analog US[V]

6×1 Supply voltages

The voltage of the battery is also measured by the IK board. Every IK board measures the same voltage therefore the differences provide information about measurement errors.

The potentiometer mounted on two legs: front right (Leg1) and middle right (Leg3)

acceleration Accelerometer mounted to the center of the robot body

2.3.6.1 Timely comparison of one synchronized walking cycle

To express the deviation numerically I can calculate the Mean Squared Error (M SE) value (equation 2.15), or the Mean Absolute Error (M AE) value (equation 2.16). M AE was used in order to express the error in a simpler measurement unit, moreover it is used in other robot model validation Rendaet al.(2014); Kubelkaet al.(2014). If MAE is to be expressed relatively then the difference must be compared with the Absolute Mean (AM) value that is the Relative Mean Absolute Error (RM AE), see equation 2.17.

It seems there is no generally accepted comparison function, for example, besides these methods some others are used, like the “tip error” Rendaet al.(2014), “percentage normalized

rms error” Lin et al.(2005).

2.3.6.2 Comparison of mean value of one walking cycle

Obviously it is possible to calculate the average value of the absolute signal. An absolute expression can be calculated from two mean values, namely from the Difference of Absolute Means (DAM), see equation 2.18, and a relative expression with the Ratio of Absolute Means (RAM), see equation 2.19. In this study RAM has mostly been used expressed in percentage.

f_{DAM}(X,X)ˆ = |f_{AM}(X)−f_{AM}( ˆX)| (2.18)
f_{RAM}(X) = f_{DAM}(X,X)ˆ

f_{M A}(X) (2.19)

2.3.6.3 Spectral comparison

When there is an analog or digital filter, the spectral expression can be the most suitable comparison method for validating the filter effects. It has been proposed to calculate an FFT-based spectrum to at least one or more whole walking cycles. I used this method for verifying the model of motor current measurement, i.e. there is analog low-pass filter in the electronics (for anti-aliasing).

2.3.6.4 Confidence interval

More measurements have been performed on the walker robot in order to observe the tolerances and confidence intervals of the whole system (including the robot walking and measurement system). The measurements have shown a certain deviation but the normal (Gauss) distribution cannot proved due to the small number of samples.
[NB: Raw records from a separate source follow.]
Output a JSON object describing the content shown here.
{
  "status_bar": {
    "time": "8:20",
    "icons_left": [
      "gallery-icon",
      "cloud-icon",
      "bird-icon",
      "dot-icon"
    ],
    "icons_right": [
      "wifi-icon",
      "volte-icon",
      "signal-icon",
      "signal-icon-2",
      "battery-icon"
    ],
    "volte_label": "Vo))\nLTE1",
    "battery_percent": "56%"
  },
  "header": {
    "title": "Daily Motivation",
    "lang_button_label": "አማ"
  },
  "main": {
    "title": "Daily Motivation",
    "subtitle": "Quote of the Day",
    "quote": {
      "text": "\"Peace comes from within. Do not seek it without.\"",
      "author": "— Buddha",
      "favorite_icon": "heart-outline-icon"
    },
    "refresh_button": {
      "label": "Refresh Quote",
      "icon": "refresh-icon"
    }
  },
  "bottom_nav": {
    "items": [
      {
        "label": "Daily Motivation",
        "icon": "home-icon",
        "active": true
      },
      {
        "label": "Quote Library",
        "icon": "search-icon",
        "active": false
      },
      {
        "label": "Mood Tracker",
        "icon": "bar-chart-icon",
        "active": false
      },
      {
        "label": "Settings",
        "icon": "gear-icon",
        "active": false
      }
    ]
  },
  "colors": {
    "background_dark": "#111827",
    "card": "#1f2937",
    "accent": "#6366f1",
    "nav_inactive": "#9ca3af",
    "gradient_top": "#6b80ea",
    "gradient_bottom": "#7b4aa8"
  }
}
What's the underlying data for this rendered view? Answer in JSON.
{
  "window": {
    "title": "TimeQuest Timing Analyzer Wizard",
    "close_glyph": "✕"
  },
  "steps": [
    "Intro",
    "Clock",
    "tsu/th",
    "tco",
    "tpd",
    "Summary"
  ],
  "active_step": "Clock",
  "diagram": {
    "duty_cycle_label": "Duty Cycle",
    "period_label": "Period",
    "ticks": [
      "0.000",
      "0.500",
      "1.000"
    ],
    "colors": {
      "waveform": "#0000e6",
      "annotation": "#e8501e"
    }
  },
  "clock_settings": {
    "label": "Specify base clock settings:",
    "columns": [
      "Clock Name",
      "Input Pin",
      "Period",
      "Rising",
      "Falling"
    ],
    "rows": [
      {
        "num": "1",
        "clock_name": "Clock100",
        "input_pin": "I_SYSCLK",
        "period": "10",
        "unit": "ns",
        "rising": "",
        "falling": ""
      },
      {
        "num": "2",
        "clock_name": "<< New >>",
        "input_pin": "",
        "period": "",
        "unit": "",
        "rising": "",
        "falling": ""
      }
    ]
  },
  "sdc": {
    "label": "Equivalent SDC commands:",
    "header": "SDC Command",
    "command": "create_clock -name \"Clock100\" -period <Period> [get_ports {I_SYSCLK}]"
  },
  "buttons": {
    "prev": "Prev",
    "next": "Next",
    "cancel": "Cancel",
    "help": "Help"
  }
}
For illustrative purposes one kind of confidence function was introduced and applied to the mean value of the examined variables.

It determines an interval between the minimum and maximum of all available samples (M) (equation 2.20).

2.3.7 Tolerance Classification Scale

As it has been mentioned earlier, the tolerance rating scale can be defined based on the aspects
described in subsections 2.3.3, 2.3.4 and 2.3.5. The values of the tolerance domains in Table 2.3
refer to the percentage expression of the f_{RM AE}(X,X) comparison function.ˆ

Table 2.3: Numerical and Color Designation of Tolerance Categories Tolerance domain Category Expected cause of difference

0-2% (green) tolerance of digital

some important element(s) missing in the model

50-% (purple) extra differences serious measurement or simulation errors

If the differences are in the red category, i.e. the relative mean deviation is higher than 30% then the corresponding part of the simulation is not considered to be validated. In such cases the model is so unreliable that its simulation results probably cannot be used for further development.